Background: In acute respiratory distress syndrome or pneumonia, a procoagulant shift is observed in bronchoalveolar lavage fluid (BALF). The effect of a primarily extrapulmonary infection on coagulation and fibrinolysis in the pulmonary compartment is unclear.
Methods: In 35 patients, 87 bronchoalveolar lavages were performed on the day of operation for secondary peritonitis (day 0) and on days 2 and 3 after surgery. Two noninfectious control groups were included: subjects undergoing bronchoalveolar lavage after elective surgery (n=8) and those undergoing long-term mechanical ventilation (n=10).
Results: In BALF from patients with peritonitis, a tissue factor (TF)/factor VIIa-mediated activation of coagulation was shown (high levels of thrombin-antithrombin complexes). Levels of fibrinolysis activators decreased rapidly after day 0, whereas levels of inhibitors increased. The net effect was reduced fibrinolysis (plasminogen activator activity). The sequential comparison of plasma levels of TF pathway inhibitor showed higher levels in patients who died (28-day mortality; P<.001). Sequential levels of TF in BALF were higher in patients with low PaO2 : FiO2 ratios (<200; P=.039). Differences between patients and control subjects were more pronounced in BALF than in plasma.
Conclusions: Secondary peritonitis induces an early activation of the coagulation and inhibition of fibrinolysis in the systemic and bronchoalveolar compartments, possibly via a compartmentalized response.
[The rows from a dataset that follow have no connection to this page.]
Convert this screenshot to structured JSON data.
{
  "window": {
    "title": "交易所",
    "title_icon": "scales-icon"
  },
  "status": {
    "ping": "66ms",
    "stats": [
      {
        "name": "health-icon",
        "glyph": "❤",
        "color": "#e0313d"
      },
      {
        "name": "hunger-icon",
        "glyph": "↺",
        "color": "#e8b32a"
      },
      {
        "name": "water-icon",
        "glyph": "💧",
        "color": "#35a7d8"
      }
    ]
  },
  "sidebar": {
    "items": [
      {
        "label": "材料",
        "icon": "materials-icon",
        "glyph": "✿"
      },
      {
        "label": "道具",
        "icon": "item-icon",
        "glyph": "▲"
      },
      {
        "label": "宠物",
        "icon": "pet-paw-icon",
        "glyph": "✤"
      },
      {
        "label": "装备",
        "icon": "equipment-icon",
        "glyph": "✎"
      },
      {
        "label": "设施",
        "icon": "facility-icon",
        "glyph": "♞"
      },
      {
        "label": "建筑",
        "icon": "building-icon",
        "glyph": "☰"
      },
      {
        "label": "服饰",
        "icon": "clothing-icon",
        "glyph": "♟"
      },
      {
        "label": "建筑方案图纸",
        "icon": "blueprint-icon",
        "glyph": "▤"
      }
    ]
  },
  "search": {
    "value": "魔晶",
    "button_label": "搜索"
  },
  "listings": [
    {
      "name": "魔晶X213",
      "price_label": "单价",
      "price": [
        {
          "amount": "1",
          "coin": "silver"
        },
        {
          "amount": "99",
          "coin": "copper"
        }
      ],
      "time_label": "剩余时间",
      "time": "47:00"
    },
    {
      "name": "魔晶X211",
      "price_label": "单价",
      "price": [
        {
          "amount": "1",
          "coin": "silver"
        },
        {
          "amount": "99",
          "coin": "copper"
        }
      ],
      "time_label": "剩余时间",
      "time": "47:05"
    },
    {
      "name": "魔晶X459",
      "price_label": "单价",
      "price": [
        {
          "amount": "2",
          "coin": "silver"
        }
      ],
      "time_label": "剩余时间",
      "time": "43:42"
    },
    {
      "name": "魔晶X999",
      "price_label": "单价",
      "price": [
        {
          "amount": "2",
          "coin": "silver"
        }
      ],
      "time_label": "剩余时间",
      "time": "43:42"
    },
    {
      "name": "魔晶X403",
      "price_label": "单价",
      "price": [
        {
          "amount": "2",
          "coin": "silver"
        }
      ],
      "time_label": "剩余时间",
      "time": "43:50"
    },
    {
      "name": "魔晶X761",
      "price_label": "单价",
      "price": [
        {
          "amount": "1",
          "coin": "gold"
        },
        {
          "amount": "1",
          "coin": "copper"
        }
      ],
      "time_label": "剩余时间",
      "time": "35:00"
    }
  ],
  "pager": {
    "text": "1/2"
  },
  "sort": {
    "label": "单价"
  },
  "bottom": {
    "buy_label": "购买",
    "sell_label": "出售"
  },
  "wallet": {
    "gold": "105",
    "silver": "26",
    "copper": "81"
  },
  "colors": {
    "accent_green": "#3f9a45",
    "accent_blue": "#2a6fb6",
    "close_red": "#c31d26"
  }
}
This imbalance may be associated with reduced oxygen delivery and an adverse outcome in secondary peritonitis.